In late December 2012, President Obama, in his most detailed comments on an independent inquiry’s report on the attack against the American diplomatic compound in Benghazi, Libya, that killed four Americans on Sept. 11, said that the security and management flaws identified were “huge problems” that reflected “sloppiness” in how the State Department safeguards its missions abroad.
Mr. Obama, in an interview on Dec. 30 on the NBC News program “Meet the Press,” reaffirmed a decision by Secretary of State Hillary Rodham Clinton to carry out all 29 of the panel’s recommendations, including dispatching 225 additional Marine guards to embassies and consulates and revamping how threat warnings are used to secure diplomatic posts overseas.
Mr. Obama said one major finding — that the State Department relied too heavily on untested local Libyan militias to safeguard the compound in Benghazi that was attacked — reflected “internal reviews” by the government.
Ten days earlier, at a Senate hearing, the State Department conceded errors in the handling of diplomatic security that led to the deadly attack. The weaknesses were “unacceptable,” Deputy Secretary of State William J. Burns told a Senate committee on Dec. 20.

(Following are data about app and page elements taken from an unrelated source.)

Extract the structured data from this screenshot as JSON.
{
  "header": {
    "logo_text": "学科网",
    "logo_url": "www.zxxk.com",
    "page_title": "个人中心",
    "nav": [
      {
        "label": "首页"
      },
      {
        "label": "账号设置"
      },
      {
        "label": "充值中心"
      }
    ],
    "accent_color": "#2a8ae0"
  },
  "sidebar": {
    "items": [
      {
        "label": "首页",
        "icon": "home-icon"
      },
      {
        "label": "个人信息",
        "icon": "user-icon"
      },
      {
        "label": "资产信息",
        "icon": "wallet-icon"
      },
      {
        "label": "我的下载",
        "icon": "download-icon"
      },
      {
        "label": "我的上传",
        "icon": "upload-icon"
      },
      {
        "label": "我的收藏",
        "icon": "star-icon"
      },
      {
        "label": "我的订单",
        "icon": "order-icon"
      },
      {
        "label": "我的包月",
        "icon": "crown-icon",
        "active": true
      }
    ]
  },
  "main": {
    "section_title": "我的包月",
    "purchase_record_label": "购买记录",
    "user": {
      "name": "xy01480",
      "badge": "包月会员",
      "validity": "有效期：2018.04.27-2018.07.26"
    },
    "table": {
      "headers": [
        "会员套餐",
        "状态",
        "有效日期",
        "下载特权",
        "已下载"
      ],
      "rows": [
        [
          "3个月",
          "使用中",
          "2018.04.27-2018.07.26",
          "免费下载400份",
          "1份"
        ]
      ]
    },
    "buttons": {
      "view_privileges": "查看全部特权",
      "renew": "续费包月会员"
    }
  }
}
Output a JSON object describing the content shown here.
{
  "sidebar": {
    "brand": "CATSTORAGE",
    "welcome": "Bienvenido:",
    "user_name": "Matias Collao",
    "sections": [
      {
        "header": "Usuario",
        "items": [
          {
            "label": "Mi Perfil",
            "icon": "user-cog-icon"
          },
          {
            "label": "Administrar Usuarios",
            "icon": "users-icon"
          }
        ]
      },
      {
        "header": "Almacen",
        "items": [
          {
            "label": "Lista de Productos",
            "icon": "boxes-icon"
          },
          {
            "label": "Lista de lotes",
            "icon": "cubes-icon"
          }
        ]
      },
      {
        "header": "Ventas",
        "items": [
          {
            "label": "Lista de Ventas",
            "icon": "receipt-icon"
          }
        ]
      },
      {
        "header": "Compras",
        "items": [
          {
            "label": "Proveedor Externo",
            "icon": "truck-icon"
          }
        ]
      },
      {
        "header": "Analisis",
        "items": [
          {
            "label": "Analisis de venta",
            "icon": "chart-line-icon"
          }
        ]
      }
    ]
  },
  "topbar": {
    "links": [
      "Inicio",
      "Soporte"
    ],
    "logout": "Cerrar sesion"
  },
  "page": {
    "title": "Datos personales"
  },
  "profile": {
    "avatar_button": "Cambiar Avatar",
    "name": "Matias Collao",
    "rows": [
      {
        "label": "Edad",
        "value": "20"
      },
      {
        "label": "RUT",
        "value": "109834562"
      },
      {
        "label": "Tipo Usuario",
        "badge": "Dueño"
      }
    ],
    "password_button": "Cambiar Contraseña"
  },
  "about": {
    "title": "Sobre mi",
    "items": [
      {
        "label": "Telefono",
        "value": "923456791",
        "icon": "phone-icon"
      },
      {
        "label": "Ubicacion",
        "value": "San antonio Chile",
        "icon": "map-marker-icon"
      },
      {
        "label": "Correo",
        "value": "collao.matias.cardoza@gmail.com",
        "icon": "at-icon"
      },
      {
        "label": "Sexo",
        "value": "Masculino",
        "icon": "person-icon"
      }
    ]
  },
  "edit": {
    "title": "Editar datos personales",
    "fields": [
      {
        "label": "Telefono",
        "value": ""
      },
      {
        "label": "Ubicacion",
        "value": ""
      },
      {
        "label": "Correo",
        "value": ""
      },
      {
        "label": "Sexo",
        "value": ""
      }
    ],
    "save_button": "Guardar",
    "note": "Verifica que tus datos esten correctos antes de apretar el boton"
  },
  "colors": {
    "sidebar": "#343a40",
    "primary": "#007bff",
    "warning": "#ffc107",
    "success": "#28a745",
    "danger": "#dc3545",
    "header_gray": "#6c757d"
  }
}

On Dec. 18, one department official resigned and three others were relieved of their duties after a scathing report was released by an inquiry panel led by Thomas R. Pickering, a retired diplomat.
In an opening statement, Senator John Kerry of Massachusetts, the committee’s chairman, said that Congress “also bears some responsibility” to provide adequate financing for diplomatic security. He noted that the board’s report called for spending $2.3 billion a year in the coming decade to protect American embassies and offices abroad.
Mr. Burns and Thomas R. Nides, another deputy secretary of state, told the committee in prepared testimony that the department had “already begun to fix” the “serious, systemic problems” identified in the Pickering report. The two men testified in place of Mrs. Clinton, who is recovering from a concussion.
Mr. Nides said the department accepted “every one” of the report’s 29 specific recommendations. He mentioned, for example, the addition of hundreds of Marines to protect foreign missions. His office is leading an effort to put them into effect “quickly and completely — and to pursue steps above and beyond the board’s report,” he said.
Dozens of specific actions are already under way, several will be completed within weeks, and all will be in motion “by the time the next secretary of state takes office,” he said.
Mr. Kerry is the leading candidate to replace Mrs. Clinton as secretary of state, after the withdrawal from consideration of Susan E. Rice, the ambassador to the United Nations, after criticisms of statements she made following the attack on the Benghazi outpost.